The Bank of England has been pursuing macroeconomic policies which predict the scenario described in the article; in the time since the 2008 financial crisis the focus has been price stability. This has necessitated the setting of the lowest interest rates since the institution of the Bank of England began. These low interest rates do not predict credit and expansion of markets; the low Bank set interest rate occurs simultaneously with a tightened credit availability. A lack of credit for investment is a major contributor to slow or no economic growth. While this is frustrating for some, it is achieving the monetary policy goals as inflation has also remained low. Price stability is not just the policy for Mark Carney and the Bank of England; it is the stated policy of the Central European Bank, the US Federal Reserve as well as the Bank of Canada and others. Globally, low interest rates and tight credit have ensured that prices remain stable, but the disadvantage is that they have remained stable at the expense of growth in the economy. Less growth in the economy has affected jobs and this has affected spending. In a roundabout way, the lack of spending is ensuring the price stability as demand curves shjft to the left across industries and markets.

Low interest rates set by central banks do not indicate that people are paying low interest rates; interest on credit cards, lease to own and doorstep loans and similar financial products remain in double and triple digits. There have been some savings in terms of interest for mortgage holders, however these savings have come at the expense of a dramatic reduction of equity in their home. Give the loss of asset this represents it is easy to understand why consumer spending by mortgage holders would be reduced, even though they are able to benefit from excellent rates of interest on their mortgage holders.

Low interest rates today predict low interest rates into the future, with further implications for slowed economic growth.

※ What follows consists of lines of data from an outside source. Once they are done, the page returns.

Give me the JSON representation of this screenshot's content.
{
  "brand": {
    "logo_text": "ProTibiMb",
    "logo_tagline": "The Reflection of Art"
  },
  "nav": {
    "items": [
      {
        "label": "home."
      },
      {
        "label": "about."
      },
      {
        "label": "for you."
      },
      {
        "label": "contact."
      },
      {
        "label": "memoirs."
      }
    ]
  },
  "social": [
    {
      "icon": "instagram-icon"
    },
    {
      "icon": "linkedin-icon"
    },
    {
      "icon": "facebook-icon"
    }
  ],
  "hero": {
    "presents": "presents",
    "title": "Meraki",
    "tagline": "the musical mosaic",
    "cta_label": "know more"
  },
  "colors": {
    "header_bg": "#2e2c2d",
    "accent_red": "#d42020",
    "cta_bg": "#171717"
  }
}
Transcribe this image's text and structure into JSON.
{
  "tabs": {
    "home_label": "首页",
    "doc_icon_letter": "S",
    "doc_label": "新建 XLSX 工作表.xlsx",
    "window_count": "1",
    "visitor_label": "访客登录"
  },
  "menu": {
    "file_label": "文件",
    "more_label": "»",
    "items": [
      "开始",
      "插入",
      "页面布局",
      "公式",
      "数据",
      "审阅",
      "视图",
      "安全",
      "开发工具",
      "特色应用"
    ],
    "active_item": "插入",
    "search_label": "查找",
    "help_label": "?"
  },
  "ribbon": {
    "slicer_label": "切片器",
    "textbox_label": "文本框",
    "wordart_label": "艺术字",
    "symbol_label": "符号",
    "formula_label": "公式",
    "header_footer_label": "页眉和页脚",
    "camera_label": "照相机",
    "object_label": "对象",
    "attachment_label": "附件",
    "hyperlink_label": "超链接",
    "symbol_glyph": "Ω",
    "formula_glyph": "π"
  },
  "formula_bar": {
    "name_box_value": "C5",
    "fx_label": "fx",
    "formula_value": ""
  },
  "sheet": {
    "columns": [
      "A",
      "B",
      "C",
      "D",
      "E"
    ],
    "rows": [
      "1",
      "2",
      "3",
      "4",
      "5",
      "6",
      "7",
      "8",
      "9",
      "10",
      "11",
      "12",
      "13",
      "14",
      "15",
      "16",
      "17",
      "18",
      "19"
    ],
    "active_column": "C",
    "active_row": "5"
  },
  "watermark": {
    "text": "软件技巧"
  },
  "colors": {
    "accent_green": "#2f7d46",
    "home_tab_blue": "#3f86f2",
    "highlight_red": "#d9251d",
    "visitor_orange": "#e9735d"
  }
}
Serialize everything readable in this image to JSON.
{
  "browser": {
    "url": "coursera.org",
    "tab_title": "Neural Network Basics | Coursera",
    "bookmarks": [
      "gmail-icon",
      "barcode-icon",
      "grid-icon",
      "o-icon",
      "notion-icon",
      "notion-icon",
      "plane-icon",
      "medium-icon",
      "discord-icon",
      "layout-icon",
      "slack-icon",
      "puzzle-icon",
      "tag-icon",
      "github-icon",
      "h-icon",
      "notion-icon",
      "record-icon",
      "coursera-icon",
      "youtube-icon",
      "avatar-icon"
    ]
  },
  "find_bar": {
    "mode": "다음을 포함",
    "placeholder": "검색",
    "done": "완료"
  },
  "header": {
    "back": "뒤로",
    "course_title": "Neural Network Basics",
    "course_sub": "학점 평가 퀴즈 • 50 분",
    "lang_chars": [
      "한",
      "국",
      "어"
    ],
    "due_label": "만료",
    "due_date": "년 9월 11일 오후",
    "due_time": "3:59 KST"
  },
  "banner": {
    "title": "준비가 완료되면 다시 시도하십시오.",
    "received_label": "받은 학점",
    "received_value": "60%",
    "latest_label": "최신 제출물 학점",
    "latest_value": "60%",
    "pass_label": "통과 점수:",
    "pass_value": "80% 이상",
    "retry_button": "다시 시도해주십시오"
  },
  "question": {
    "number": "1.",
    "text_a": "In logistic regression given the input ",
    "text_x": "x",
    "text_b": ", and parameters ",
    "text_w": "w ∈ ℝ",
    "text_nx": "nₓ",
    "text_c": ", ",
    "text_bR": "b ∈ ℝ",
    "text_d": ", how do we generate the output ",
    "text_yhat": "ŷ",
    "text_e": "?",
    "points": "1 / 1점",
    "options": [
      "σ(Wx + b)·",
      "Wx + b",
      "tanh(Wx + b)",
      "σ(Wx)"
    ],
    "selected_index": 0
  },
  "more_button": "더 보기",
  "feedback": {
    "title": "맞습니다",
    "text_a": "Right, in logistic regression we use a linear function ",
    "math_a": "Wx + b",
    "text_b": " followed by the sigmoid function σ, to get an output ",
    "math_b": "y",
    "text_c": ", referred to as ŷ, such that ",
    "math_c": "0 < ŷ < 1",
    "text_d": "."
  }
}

As the monetary policy goal is price stability, then both an increase in growth and slow growth will have the net result of low set interest rates; given that the low set interest rates will continue, growth continues to be dampened. There seems little choice by decision makers to continue this cycle, as a spike in prices is even more likely to hurt consumer spending by reducing the overall spending power.

Consumer confidence is low, and for good reason. There may be further downturns for individual workers as permanent jobs transform into temporary and part time jobs. While the economy is improving very slowly, cautious households rightly keep any disposable income they do have tightly in their pocket.